OTTAWA — Justin Trudeau says he's confident he'll win re-election next fall by sticking to a positive, thoughtful approach to difficult issues, in contrast to the Conservatives whom he accuses of resorting to bumper sticker slogans that prey on voters' fears and prejudices.
Although recent provincial elections suggest Canada is not immune to the anti-immigrant sentiment or nationalist populist sloganeering that has swept through the U.S. and other countries around the globe, the prime minister argues that Canadians are getting wise to political leaders who promise easy, simplistic solutions to complex issues.
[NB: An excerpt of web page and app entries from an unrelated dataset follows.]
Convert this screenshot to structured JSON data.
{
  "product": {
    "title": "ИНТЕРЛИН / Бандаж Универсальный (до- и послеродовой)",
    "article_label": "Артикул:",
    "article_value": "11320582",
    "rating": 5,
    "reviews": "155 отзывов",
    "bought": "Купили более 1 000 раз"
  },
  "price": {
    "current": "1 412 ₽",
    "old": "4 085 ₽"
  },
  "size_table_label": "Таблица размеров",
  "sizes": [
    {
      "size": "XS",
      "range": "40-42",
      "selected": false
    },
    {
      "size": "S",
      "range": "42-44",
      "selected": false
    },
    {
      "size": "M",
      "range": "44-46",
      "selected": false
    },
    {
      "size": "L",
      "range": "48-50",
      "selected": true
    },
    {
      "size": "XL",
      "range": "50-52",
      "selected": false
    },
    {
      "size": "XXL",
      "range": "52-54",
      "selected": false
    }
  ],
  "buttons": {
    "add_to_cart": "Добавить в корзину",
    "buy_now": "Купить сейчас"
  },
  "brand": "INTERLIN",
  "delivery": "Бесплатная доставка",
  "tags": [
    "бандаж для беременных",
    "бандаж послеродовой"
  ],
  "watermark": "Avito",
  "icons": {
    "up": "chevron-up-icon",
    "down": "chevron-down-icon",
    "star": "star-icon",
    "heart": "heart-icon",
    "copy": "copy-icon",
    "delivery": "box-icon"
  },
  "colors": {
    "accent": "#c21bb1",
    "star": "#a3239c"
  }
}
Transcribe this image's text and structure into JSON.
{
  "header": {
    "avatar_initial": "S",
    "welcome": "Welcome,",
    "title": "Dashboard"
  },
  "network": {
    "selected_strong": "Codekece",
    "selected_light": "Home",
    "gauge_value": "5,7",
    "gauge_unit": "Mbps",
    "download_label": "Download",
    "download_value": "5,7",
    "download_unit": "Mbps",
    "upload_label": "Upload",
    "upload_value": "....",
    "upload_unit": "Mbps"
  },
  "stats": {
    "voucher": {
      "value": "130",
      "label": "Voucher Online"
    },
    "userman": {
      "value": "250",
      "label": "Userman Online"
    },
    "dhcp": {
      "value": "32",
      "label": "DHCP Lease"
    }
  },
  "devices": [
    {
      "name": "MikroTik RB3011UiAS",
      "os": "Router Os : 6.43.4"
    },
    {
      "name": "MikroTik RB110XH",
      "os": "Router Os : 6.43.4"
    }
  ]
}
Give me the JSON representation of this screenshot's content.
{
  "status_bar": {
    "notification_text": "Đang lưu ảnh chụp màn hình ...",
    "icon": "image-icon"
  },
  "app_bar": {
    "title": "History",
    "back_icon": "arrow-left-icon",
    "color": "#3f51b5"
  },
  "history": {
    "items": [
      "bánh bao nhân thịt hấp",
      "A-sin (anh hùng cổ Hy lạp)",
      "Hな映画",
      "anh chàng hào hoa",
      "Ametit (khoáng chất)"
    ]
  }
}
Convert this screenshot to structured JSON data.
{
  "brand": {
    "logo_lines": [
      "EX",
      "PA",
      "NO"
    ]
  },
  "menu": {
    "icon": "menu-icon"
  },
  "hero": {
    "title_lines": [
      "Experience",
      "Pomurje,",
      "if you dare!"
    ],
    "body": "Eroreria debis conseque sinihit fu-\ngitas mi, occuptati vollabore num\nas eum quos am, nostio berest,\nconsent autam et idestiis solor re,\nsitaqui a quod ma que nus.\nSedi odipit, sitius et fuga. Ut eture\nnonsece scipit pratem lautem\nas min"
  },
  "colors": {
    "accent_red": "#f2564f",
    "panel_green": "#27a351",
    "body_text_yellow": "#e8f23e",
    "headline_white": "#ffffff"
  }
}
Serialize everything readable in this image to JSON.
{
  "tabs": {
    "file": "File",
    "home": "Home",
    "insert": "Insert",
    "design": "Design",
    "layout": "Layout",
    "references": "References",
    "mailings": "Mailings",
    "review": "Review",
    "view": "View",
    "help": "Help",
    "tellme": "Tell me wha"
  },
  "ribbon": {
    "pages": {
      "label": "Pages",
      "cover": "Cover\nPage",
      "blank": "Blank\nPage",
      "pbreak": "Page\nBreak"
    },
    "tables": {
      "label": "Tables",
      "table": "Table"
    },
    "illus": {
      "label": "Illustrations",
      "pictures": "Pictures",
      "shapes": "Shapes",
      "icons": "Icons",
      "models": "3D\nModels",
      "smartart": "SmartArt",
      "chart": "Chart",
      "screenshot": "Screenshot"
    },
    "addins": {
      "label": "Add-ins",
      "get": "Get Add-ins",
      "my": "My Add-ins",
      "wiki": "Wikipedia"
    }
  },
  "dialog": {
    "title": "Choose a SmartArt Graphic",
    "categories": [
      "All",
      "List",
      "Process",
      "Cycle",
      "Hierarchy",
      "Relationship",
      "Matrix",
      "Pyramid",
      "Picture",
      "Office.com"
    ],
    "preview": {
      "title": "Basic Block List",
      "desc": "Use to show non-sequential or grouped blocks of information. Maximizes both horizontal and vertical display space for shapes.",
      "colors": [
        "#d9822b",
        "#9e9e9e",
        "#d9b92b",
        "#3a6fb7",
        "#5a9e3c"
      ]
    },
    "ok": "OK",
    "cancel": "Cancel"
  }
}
"I think one of the big distinctions that we see around the world right now is folks who want to exacerbate, amplify and exaggerate those fears for short-term political gain versus those who are trying to thoughtfully allay those fears," Trudeau said in a year-end roundtable with the Ottawa bureau of The Canadian Press.
"Obviously, it's easier to spook someone than it is to explain a complex answer," he said. "But I fundamentally believe in trusting citizens' capacity to be thoughtful about where we're going ... and that is what I am going to be putting forward as a vision for our politics, for our country and, by extension, I think for the whole world."
In that sense, Trudeau is drawing much the same battle lines that propelled the Liberals to a come-from-behind victory in 2015.
In that campaign, he points out that Stephen Harper's Conservatives adopted a strategy with "Islamaphobic undertones," including vowing to ban Muslim women from wearing the face-covering niqab during citizenship ceremonies and proposing creation of a "snitch line" to tip police to culturally barbaric practices.
By contrast, he said Liberals won by campaigning "on a thoughtful approach that was in total contrast with the versions of populism that were already beginning to creep into global discourse at that point."
Since then, Trudeau acknowledged populism has swept through some European countries and the United States, with the election of President Donald Trump, and right-wing, nationalist forces have become more effective at disseminating messages designed to inflame anxieties and tensions through social media.
Here in Canada, Quebecers elected Francois Legault's Coalition Avenir Quebec on a platform of reducing immigration and banning certain public servants, including teachers, police and judges, from wearing religious symbols.
While those ideas might be "popular at first blush in a populist speech," Trudeau predicted that Quebecers will change their minds once they "actually dig into the real world consequences of allowing and encouraging discrimination based on someone's religion within a free society."
He argued that Canadian have become "more aware of the dangers of populism, the consequences of populism."
As proof, Trudeau pointed to the growing disenchantment of Ontarians with Progressive Conservative Premier Doug Ford, whose popularity has plunged in just six short months as his fledgling government reels from one controversy to another.
Ford "did certainly promise easy answers to complex questions and seems to be having a certain amount of difficulty in actually moving forward in a way that is actually saving people money," said Trudeau.
The same criticism, he argued, can be levelled at Andrew Scheer's federal Conservatives, whom he described as exploiting "wedge issues" — such as spreading deliberate "disingenuous misinformation" about the recent United Nations compact on migration — while "doubling down" on the same policies advanced by Harper on everything from the economy, to international affairs to Indigenous reconciliation.
He dismissed suggestions that he's indulging in fear tactics or smears of his own when he equates Scheer with Harper.
"We had this discussion quite a bit during the 2015 election where my emphasis on sunny ways had people going, 'Aha!' any time I'd say something critical of Stephen Harper," he said.
"I'm always going to be very, very sharp any time there are clear distinctions in policy, in approach, in the way someone indicates their tendency to perhaps divide Canadians or exploit faultlines rather than pulling together.
"I will make no apologies for being very passionate, sometimes overly enthusiastic, in the way I engage in a robust debate. But I am, as much as possible, going to keep it on a substantive level."
He argued that it's perfectly fair and factual, for instance, to point out that Scheer has no plan to tackle climate change, other than opposing the Liberals' carbon tax, which goes into effect next year.
"There's lots of important debates to be had on ... how the best way to fight climate change is. But they still seem stuck on whether to fight climate change and I don't think Canadians are there, but certainly that's where Harper was and that seems to be where they still are."
Joan Bryden, The Canadian Press